House price index
The house price index measures the inflation on residential property market. This index covers the price change of both existing and new residential properties bought by households, independent of their final use (bought for own occupancy or to be rented out). Only market prices are covered. Prices of dwellings build by their owners are therefore not taken into account. The price of land is included in the price of the dwellings.
House price indices are calculated by member states of the European Union, Iceland and Norway. Eurostat calculates the house price index for the euro area (as well as for the European Union as a whole) using the house price indices of Member States. Given the role of the housing market in the current economic and financial crisis, the house price index is also an indicator in the macroeconomic imbalances procedure of the European Union.

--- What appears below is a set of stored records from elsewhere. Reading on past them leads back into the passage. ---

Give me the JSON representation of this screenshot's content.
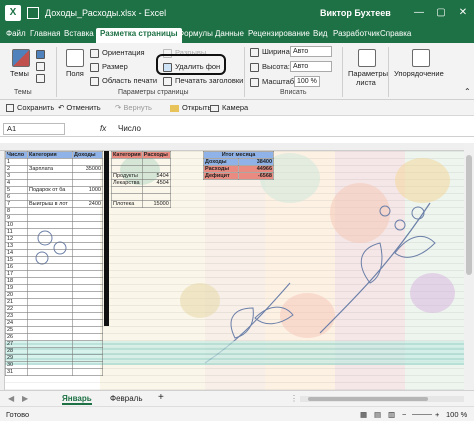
{
  "window": {
    "app_icon": "X",
    "title": "Доходы_Расходы.xlsx - Excel",
    "user": "Виктор Бухтеев",
    "controls": [
      "—",
      "▢",
      "✕"
    ]
  },
  "menu": {
    "tabs": [
      "Файл",
      "Главная",
      "Вставка",
      "Разметка страницы",
      "Формулы",
      "Данные",
      "Рецензирование",
      "Вид",
      "Разработчик",
      "Справка"
    ],
    "active_tab": "Разметка страницы"
  },
  "ribbon": {
    "themes_label": "Темы",
    "margins_label": "Поля",
    "orientation_label": "Ориентация",
    "size_label": "Размер",
    "print_area_label": "Область печати",
    "breaks_label": "Разрывы",
    "delete_bg_label": "Удалить фон",
    "print_titles_label": "Печатать заголовки",
    "width_label": "Ширина:",
    "width_value": "Авто",
    "height_label": "Высота:",
    "height_value": "Авто",
    "scale_label": "Масштаб:",
    "scale_value": "100 %",
    "sheet_params_line1": "Параметры",
    "sheet_params_line2": "листа",
    "arrange_label": "Упорядочение",
    "group_themes": "Темы",
    "group_page_setup": "Параметры страницы",
    "group_fit": "Вписать"
  },
  "qat": {
    "save": "Сохранить",
    "undo": "Отменить",
    "redo": "Вернуть",
    "open": "Открыть",
    "camera": "Камера"
  },
  "formula_bar": {
    "name_box": "A1",
    "fx": "fx",
    "content": "Число"
  },
  "table_left": {
    "headers": [
      "Число",
      "Категория",
      "Доходы"
    ],
    "rows": [
      [
        "1",
        "",
        ""
      ],
      [
        "2",
        "Зарплата",
        "35000"
      ],
      [
        "3",
        "",
        ""
      ],
      [
        "4",
        "",
        ""
      ],
      [
        "5",
        "Подарок от ба",
        "1000"
      ],
      [
        "6",
        "",
        ""
      ],
      [
        "7",
        "Выигрыш в лот",
        "2400"
      ],
      [
        "8",
        "",
        ""
      ],
      [
        "9",
        "",
        ""
      ],
      [
        "10",
        "",
        ""
      ],
      [
        "11",
        "",
        ""
      ],
      [
        "12",
        "",
        ""
      ],
      [
        "13",
        "",
        ""
      ],
      [
        "14",
        "",
        ""
      ],
      [
        "15",
        "",
        ""
      ],
      [
        "16",
        "",
        ""
      ],
      [
        "17",
        "",
        ""
      ],
      [
        "18",
        "",
        ""
      ],
      [
        "19",
        "",
        ""
      ],
      [
        "20",
        "",
        ""
      ],
      [
        "21",
        "",
        ""
      ],
      [
        "22",
        "",
        ""
      ],
      [
        "23",
        "",
        ""
      ],
      [
        "24",
        "",
        ""
      ],
      [
        "25",
        "",
        ""
      ],
      [
        "26",
        "",
        ""
      ],
      [
        "27",
        "",
        ""
      ],
      [
        "28",
        "",
        ""
      ],
      [
        "29",
        "",
        ""
      ],
      [
        "30",
        "",
        ""
      ],
      [
        "31",
        "",
        ""
      ]
    ]
  },
  "table_mid": {
    "headers": [
      "Категория",
      "Расходы"
    ],
    "rows": [
      [
        "",
        ""
      ],
      [
        "",
        ""
      ],
      [
        "Продукты",
        "5404"
      ],
      [
        "Лекарства",
        "4504"
      ],
      [
        "",
        ""
      ],
      [
        "",
        ""
      ],
      [
        "Плотека",
        "15000"
      ]
    ]
  },
  "table_summary": {
    "header": "Итог месяца",
    "rows": [
      [
        "Доходы",
        "38400"
      ],
      [
        "Расходы",
        "44966"
      ],
      [
        "Дефицит",
        "-6568"
      ]
    ]
  },
  "sheets": {
    "tabs": [
      "Январь",
      "Февраль"
    ],
    "active": "Январь",
    "add": "+",
    "menu": "⋮"
  },
  "status": {
    "ready": "Готово",
    "zoom": "100 %"
  },
  "colors": {
    "excel_green": "#1e7145",
    "header_blue": "#8fb3e8",
    "header_red": "#e98b80"
  }
}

As the dwellings sold differ from quarter to quarter, changes in these characteristics are taken into account using hedonic regression models. These models aim at measuring the theoretical price of a dwelling based on its characteristics. This theoretical price is then compared to the real transaction price to eliminate price variation caused by a difference in the characteristics of the dwelling being sold.
The fourth quarter of 2016

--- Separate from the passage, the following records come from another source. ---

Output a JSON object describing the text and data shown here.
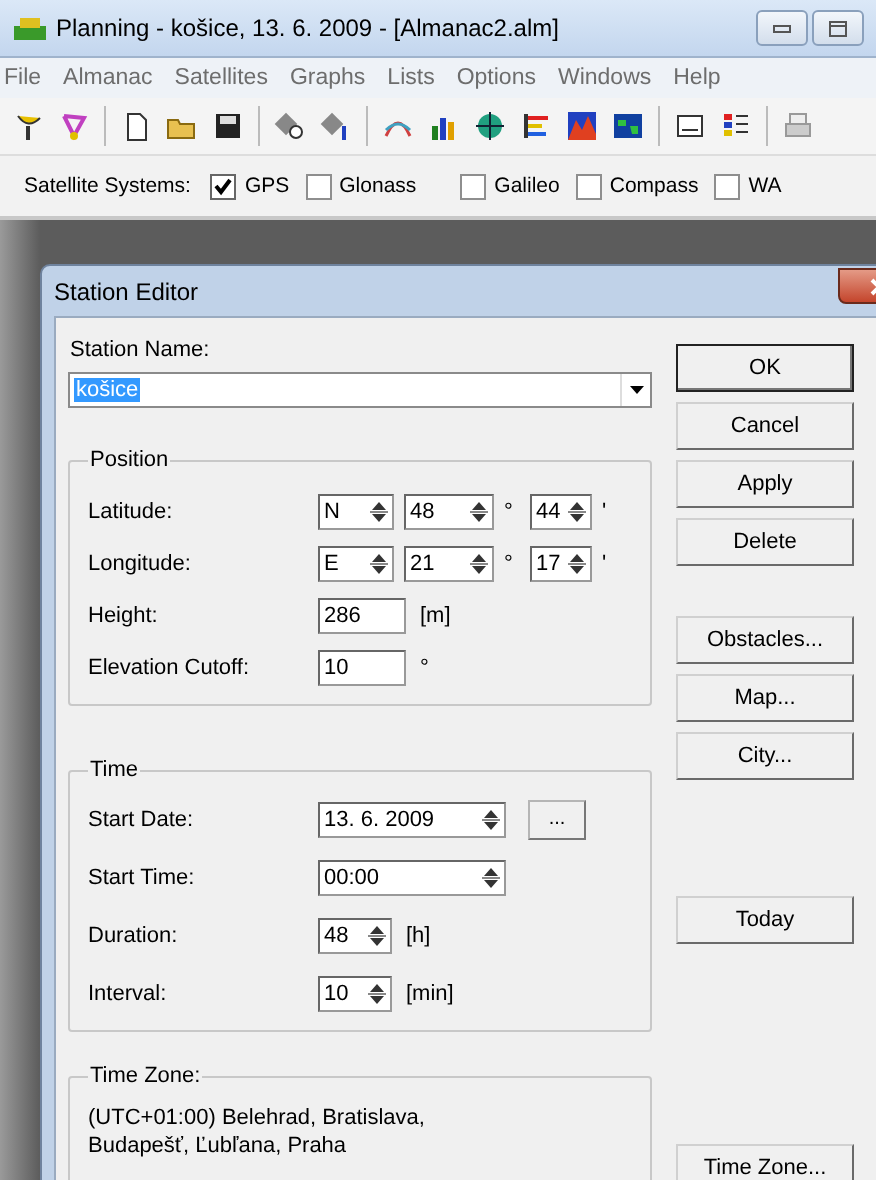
{
  "app": {
    "title": "Planning - košice, 13. 6. 2009 - [Almanac2.alm]"
  },
  "menu": [
    "File",
    "Almanac",
    "Satellites",
    "Graphs",
    "Lists",
    "Options",
    "Windows",
    "Help"
  ],
  "satellite_systems": {
    "label": "Satellite Systems:",
    "options": [
      {
        "label": "GPS",
        "checked": true
      },
      {
        "label": "Glonass",
        "checked": false
      },
      {
        "label": "Galileo",
        "checked": false
      },
      {
        "label": "Compass",
        "checked": false
      },
      {
        "label": "WA",
        "checked": false
      }
    ]
  },
  "dialog": {
    "title": "Station Editor",
    "station_name": {
      "label": "Station Name:",
      "value": "košice"
    },
    "position": {
      "title": "Position",
      "rows": [
        {
          "kind": "coord",
          "label": "Latitude:",
          "hemisphere": "N",
          "degrees": "48",
          "degree_mark": "°",
          "minutes": "44",
          "minute_mark": "'"
        },
        {
          "kind": "coord",
          "label": "Longitude:",
          "hemisphere": "E",
          "degrees": "21",
          "degree_mark": "°",
          "minutes": "17",
          "minute_mark": "'"
        },
        {
          "kind": "value",
          "label": "Height:",
          "value": "286",
          "unit": "[m]"
        },
        {
          "kind": "value",
          "label": "Elevation Cutoff:",
          "value": "10",
          "unit": "°"
        }
      ]
    },
    "time": {
      "title": "Time",
      "rows": [
        {
          "kind": "date",
          "label": "Start Date:",
          "value": "13. 6. 2009",
          "picker": "..."
        },
        {
          "kind": "time",
          "label": "Start Time:",
          "value": "00:00"
        },
        {
          "kind": "number",
          "label": "Duration:",
          "value": "48",
          "unit": "[h]"
        },
        {
          "kind": "number",
          "label": "Interval:",
          "value": "10",
          "unit": "[min]"
        }
      ]
    },
    "time_zone": {
      "title": "Time Zone:",
      "text": "(UTC+01:00) Belehrad, Bratislava, Budapešť, Ľubľana, Praha"
    },
    "button_groups": [
      [
        {
          "label": "OK",
          "default": true
        },
        {
          "label": "Cancel",
          "default": false
        },
        {
          "label": "Apply",
          "default": false
        },
        {
          "label": "Delete",
          "default": false
        }
      ],
      [
        {
          "label": "Obstacles...",
          "default": false
        },
        {
          "label": "Map...",
          "default": false
        },
        {
          "label": "City...",
          "default": false
        }
      ],
      [
        {
          "label": "Today",
          "default": false
        }
      ],
      [
        {
          "label": "Time Zone...",
          "default": false
        }
      ]
    ]
  }
}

Eurostat will publish the house price index of the eurozone and of the European Union for the fourth quarter of 2016 on the 7th of April 2017.

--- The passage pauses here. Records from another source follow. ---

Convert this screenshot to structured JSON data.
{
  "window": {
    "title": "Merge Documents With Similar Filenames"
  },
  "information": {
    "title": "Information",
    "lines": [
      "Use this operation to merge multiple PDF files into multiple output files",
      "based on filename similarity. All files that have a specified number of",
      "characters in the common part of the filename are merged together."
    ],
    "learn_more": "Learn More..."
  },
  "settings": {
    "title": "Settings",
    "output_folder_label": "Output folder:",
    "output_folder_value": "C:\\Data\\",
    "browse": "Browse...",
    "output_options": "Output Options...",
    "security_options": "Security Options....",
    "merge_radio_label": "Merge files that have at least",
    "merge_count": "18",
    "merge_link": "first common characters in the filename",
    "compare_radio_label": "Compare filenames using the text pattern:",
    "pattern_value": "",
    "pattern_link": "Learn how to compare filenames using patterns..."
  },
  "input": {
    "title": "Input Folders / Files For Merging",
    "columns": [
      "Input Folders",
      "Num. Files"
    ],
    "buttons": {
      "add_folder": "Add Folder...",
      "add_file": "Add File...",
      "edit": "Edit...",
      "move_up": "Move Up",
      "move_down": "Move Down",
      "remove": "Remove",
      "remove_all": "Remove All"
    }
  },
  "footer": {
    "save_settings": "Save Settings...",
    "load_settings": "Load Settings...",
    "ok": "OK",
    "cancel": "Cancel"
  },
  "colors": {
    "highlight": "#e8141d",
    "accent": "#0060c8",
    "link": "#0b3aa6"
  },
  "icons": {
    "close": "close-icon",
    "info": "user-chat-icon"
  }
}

In the third quarter of 2016, the annual inflation rate amounts to 2.5% in Belgium, 3.4% in the eurozone and 4.3% in the European Union.